The World Bank on Tuesday announced a downward revision of South Africa’s 2016 GDP growth projection to 0.8%. It is the lowest growth rate since 2009 and sharply down from its previous forecast of 1.4%.
The forecast for 2017 was cut from 1.6% tot 1.1%.
World Bank programme leader Catriona Purfield, said that while the institution was not forecasting a recession; there was a recession risk that should be mitigated by fundamental economic reforms.
At a media briefing in Pretoria on the release of the World Bank’s latest economic update for South Africa, Purfield said the lower growth forecast was based on international factors like a sharper-than-expected downturn of the Chinese economy, weaker commodity prices, and rising US interest rates. Domestic factors like policy uncertainty, infrastructure gaps and the severe drought added to the country’s economic woes.
Purfield said this means that poverty is set to rise in South Africa as incomes fall, making the achievement of eradication of poverty, reduction of joblessness and doubling of incomes by 2030 – as envisaged in the National Development Plan (NDP) – difficult to achieve.
She said the removal of former finance minister Nhlanhla Nene in December had created massive policy uncertainty. She said investors relied on the strength of South African institutions underpinning macro stability – they were shocked by the move and it’s difficult to regain the lost trust.
While equity markets have recovered after the appointment of Pravin Gordhan in the position, bond yields have not been restored to the levels before the event as uncertainty continues.
In this regard, all eyes will be on Gordhan’s budget speech that will be delivered on February 24, Purfield said.
She said the drought shaved 0.2% off year-on-year headline growth in the first three quarters of last year and agricultural exports dropped sharply by 17% in the first ten months of 2015.
It pushed about 50 000 people into poverty: the impact focused on rural areas and Mpumalanga being especially affected.
The impact of the drought will also be seen this year, Purfield said.
Apart from fiscal discipline, South Africa has to embark on fundamental reforms to stimulate growth, she said.
These include improving infrastructure, especially with regard to power and ports, cutting red tape and regulations, improving skills and education and reforming competition policy.
The World Bank found that reducing regulatory restrictions on professional services would boost industries relying on these services by $1.4 billion to $1.6 billion and boost growth by 0.5%.
The economic update focussed on the possibility of stimulating economic growth by increasing competition.
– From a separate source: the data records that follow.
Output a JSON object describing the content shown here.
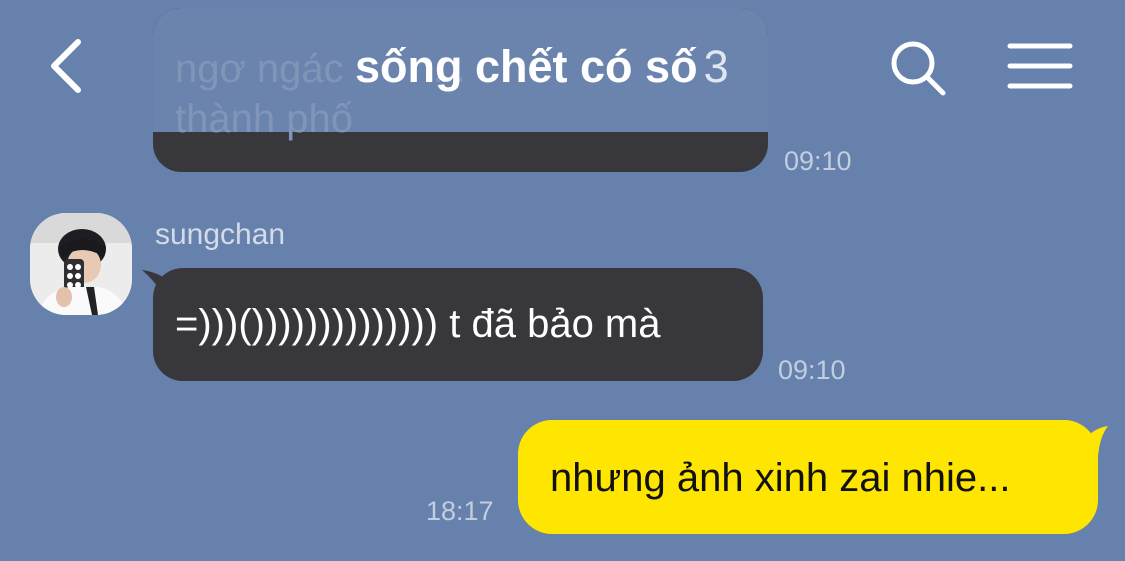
{
  "header": {
    "title": "sống chết có số",
    "member_count": "3",
    "back_icon": "chevron-left-icon",
    "search_icon": "search-icon",
    "menu_icon": "hamburger-menu-icon"
  },
  "messages": {
    "previous": {
      "text": "ngơ ngác        ...\nthành phố",
      "time": "09:10"
    },
    "incoming": {
      "sender": "sungchan",
      "text": "=)))()))))))))))))) t đã bảo mà",
      "time": "09:10"
    },
    "outgoing": {
      "text": "nhưng ảnh xinh zai nhie...",
      "time": "18:17"
    }
  },
  "colors": {
    "background": "#6681ab",
    "incoming_bubble": "#38383c",
    "outgoing_bubble": "#ffe600",
    "header_text": "#ffffff",
    "timestamp": "#c3cde0"
  }
}
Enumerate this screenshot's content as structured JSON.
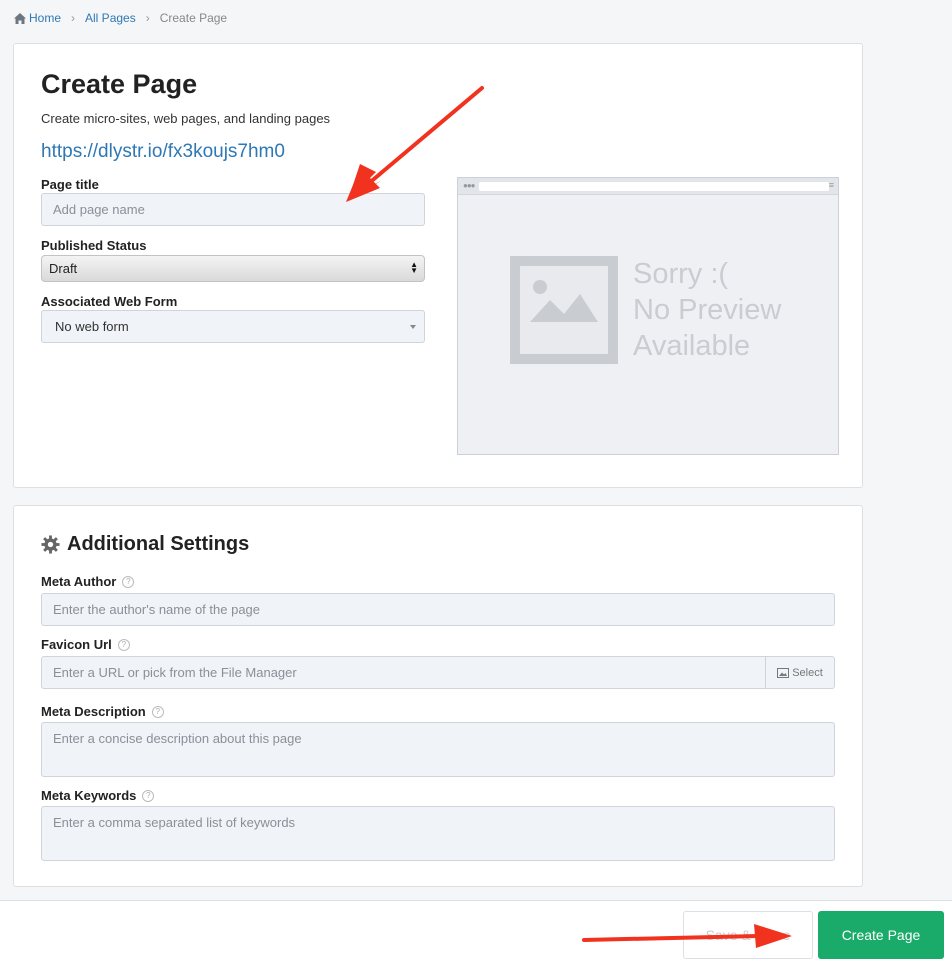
{
  "breadcrumb": {
    "home": "Home",
    "all_pages": "All Pages",
    "current": "Create Page"
  },
  "main": {
    "title": "Create Page",
    "subtitle": "Create micro-sites, web pages, and landing pages",
    "url": "https://dlystr.io/fx3koujs7hm0",
    "page_title_label": "Page title",
    "page_title_placeholder": "Add page name",
    "published_status_label": "Published Status",
    "published_status_value": "Draft",
    "web_form_label": "Associated Web Form",
    "web_form_value": "No web form"
  },
  "preview": {
    "message": "Sorry :(\nNo Preview\nAvailable"
  },
  "settings": {
    "heading": "Additional Settings",
    "meta_author_label": "Meta Author",
    "meta_author_placeholder": "Enter the author's name of the page",
    "favicon_label": "Favicon Url",
    "favicon_placeholder": "Enter a URL or pick from the File Manager",
    "favicon_select": "Select",
    "meta_description_label": "Meta Description",
    "meta_description_placeholder": "Enter a concise description about this page",
    "meta_keywords_label": "Meta Keywords",
    "meta_keywords_placeholder": "Enter a comma separated list of keywords",
    "help_glyph": "?"
  },
  "footer": {
    "save_close": "Save & Close",
    "create_page": "Create Page"
  },
  "colors": {
    "link": "#2f78b4",
    "primary_button": "#1aab6b",
    "annotation_arrow": "#f0321e"
  }
}
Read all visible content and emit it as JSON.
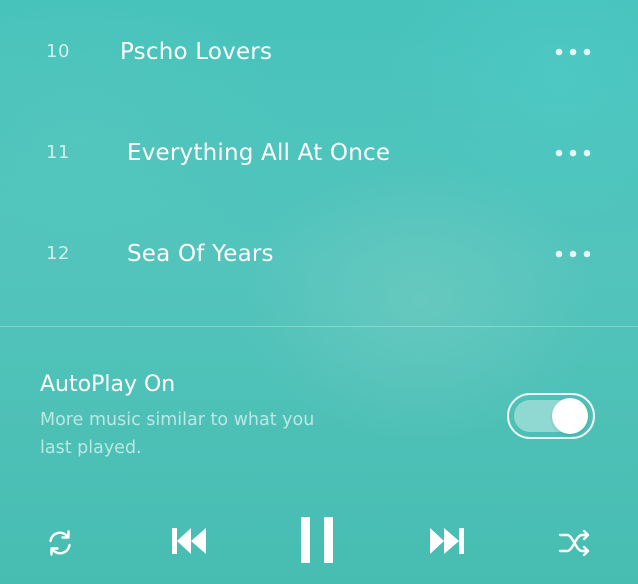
{
  "tracks": [
    {
      "number": "10",
      "title": "Pscho Lovers"
    },
    {
      "number": "11",
      "title": "Everything All At Once"
    },
    {
      "number": "12",
      "title": "Sea Of Years"
    }
  ],
  "more_icon": "ellipsis-horizontal",
  "autoplay": {
    "title": "AutoPlay On",
    "description": "More music similar to what you last played.",
    "enabled": true
  },
  "controls": {
    "repeat_icon": "repeat-icon",
    "previous_icon": "skip-previous-icon",
    "play_pause_icon": "pause-icon",
    "next_icon": "skip-next-icon",
    "shuffle_icon": "shuffle-icon"
  },
  "colors": {
    "background": "#4cc5bd",
    "text": "#ffffff"
  }
}
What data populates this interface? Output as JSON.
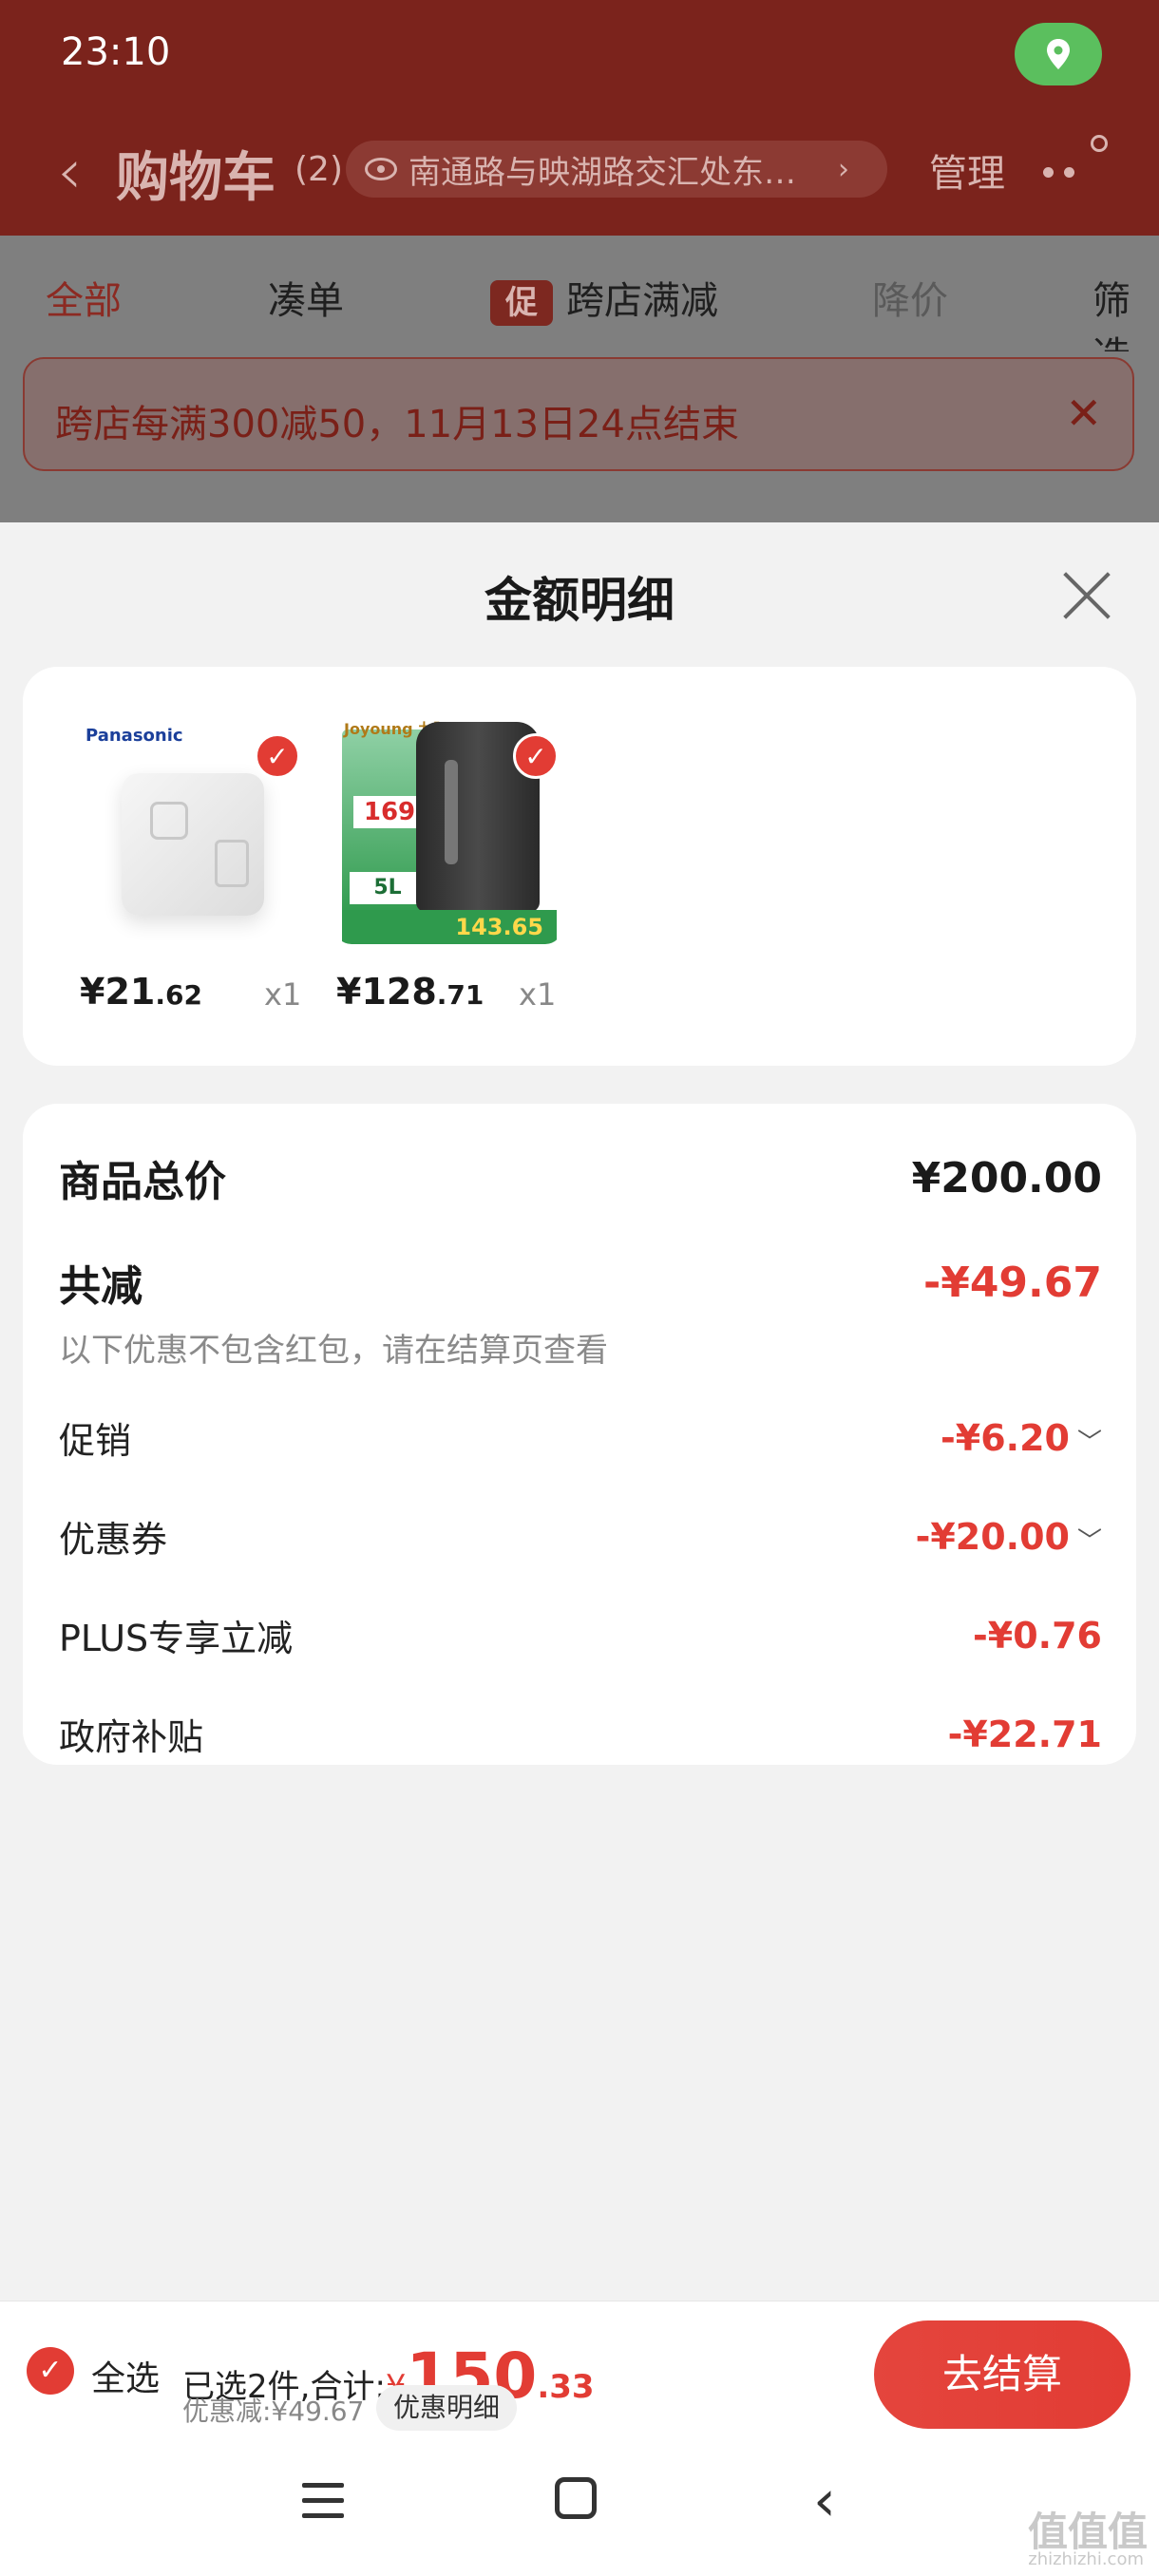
{
  "status": {
    "time": "23:10"
  },
  "header": {
    "title": "购物车",
    "count": "(2)",
    "address": "南通路与映湖路交汇处东…",
    "manage": "管理"
  },
  "filters": {
    "all": "全部",
    "bundle": "凑单",
    "promo_icon": "促",
    "cross_store": "跨店满减",
    "price_drop": "降价",
    "filter": "筛选"
  },
  "banner": {
    "text": "跨店每满300减50，11月13日24点结束",
    "close": "✕"
  },
  "sheet": {
    "title": "金额明细",
    "products": [
      {
        "brand": "Panasonic",
        "price_int": "¥21",
        "price_dec": ".62",
        "qty": "x1"
      },
      {
        "brand": "Joyoung 九阳",
        "badge_price": "169",
        "capacity": "5L",
        "promo_price": "143.65",
        "price_int": "¥128",
        "price_dec": ".71",
        "qty": "x1"
      }
    ],
    "summary": {
      "total_label": "商品总价",
      "total_value": "¥200.00",
      "discount_label": "共减",
      "discount_value": "-¥49.67",
      "note": "以下优惠不包含红包，请在结算页查看",
      "items": [
        {
          "label": "促销",
          "value": "-¥6.20",
          "expandable": true
        },
        {
          "label": "优惠券",
          "value": "-¥20.00",
          "expandable": true
        },
        {
          "label": "PLUS专享立减",
          "value": "-¥0.76",
          "expandable": false
        },
        {
          "label": "政府补贴",
          "value": "-¥22.71",
          "expandable": false
        }
      ]
    }
  },
  "bottom": {
    "select_all": "全选",
    "selected_text": "已选2件,合计:",
    "yen": "¥",
    "total_int": "150",
    "total_dec": ".33",
    "saved": "优惠减:¥49.67",
    "detail_btn": "优惠明细",
    "checkout": "去结算"
  },
  "watermark": {
    "text": "值值值",
    "sub": "zhizhizhi.com"
  },
  "colors": {
    "accent": "#e23c34",
    "header_bg": "#7b231c"
  }
}
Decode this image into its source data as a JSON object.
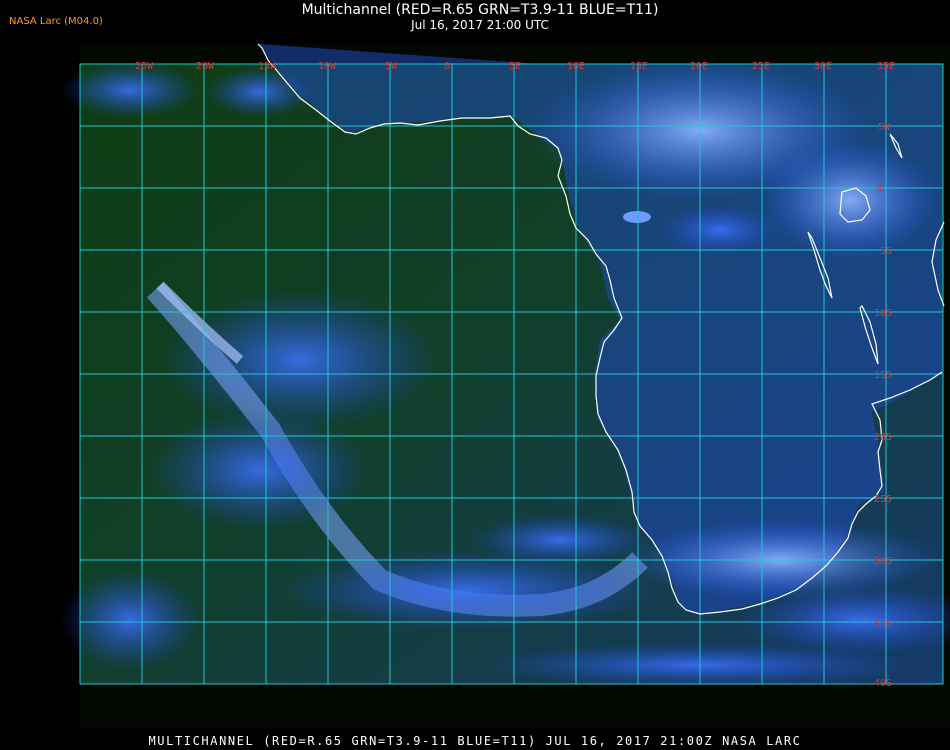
{
  "credit": "NASA Larc (M04.0)",
  "title": "Multichannel (RED=R.65 GRN=T3.9-11 BLUE=T11)",
  "subtitle": "Jul 16, 2017 21:00 UTC",
  "footer": "MULTICHANNEL (RED=R.65 GRN=T3.9-11 BLUE=T11) JUL 16, 2017 21:00Z   NASA LARC",
  "map": {
    "lon_labels": [
      "25W",
      "20W",
      "15W",
      "10W",
      "5W",
      "0",
      "5E",
      "10E",
      "15E",
      "20E",
      "25E",
      "30E",
      "35E"
    ],
    "lat_labels": [
      "5N",
      "0",
      "5S",
      "10S",
      "15S",
      "20S",
      "25S",
      "30S",
      "35S",
      "40S"
    ],
    "colors": {
      "grid": "#1ec8d8",
      "label": "#d63a3a",
      "coast": "#ffffff",
      "ocean": "#124a14",
      "cloud": "#3a7bff"
    }
  }
}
Purfield said that could be done by breaking up cartels, which may decrease the cost of critical industry inputs like cement, or decrease the cost of basic items like food for the consumer.
“This is the equivalent to an additional 0.4 to 0.5 percentage points of GDP growth and shows the potential of such reforms to stimulate faster sustainable growth and improved competitiveness at little expense to the State budget,” Purfield said.
She said after the cement cartel was busted, the industry saw the entry of the first new producer in 80 years. Apart from the investment and job creation, cement prices are estimated to have dropped by 7.5 to 9.7% once the cartel was broken. Cement makes up 2% of all inputs in the construction industry and lowering that cost will have a stimulating effect, she said.
Improved competition in the telecommunications sector is dependent on the broader regulatory environment beyond competition enforcement, Purfield said. Telecoms accounts for 2.6% of all inputs and 1.7% of exports. At the moment cost levels are high, with South Africa being the fourth most expensive of 17 African countries for a basket of 1GB.
Purfield said competitive bidding and efficient spectrum assignment policies could alleviate the difficulties for new entrants and capacity constraints of existing operators, contributing to slow broadband speeds and slow deployment of high-speed services.
Purfield said South African competition authorities (the Competition Commission and Competition Tribunal) have been fairly successful in their 15 years of existence. They have broken up 76 cartels, excluding the 17 construction cartels. “In the case of four cartels in maize, wheat, poultry and pharmaceutical products – products which make up 15.6% of the consumption basket of the population’s poorest 10% – it helped generate a 0.4 percentage point reduction in the overall national poverty rate.
“This shows how competition policy can help stretch the cash transfers to the poor from the budget,” Purfield said.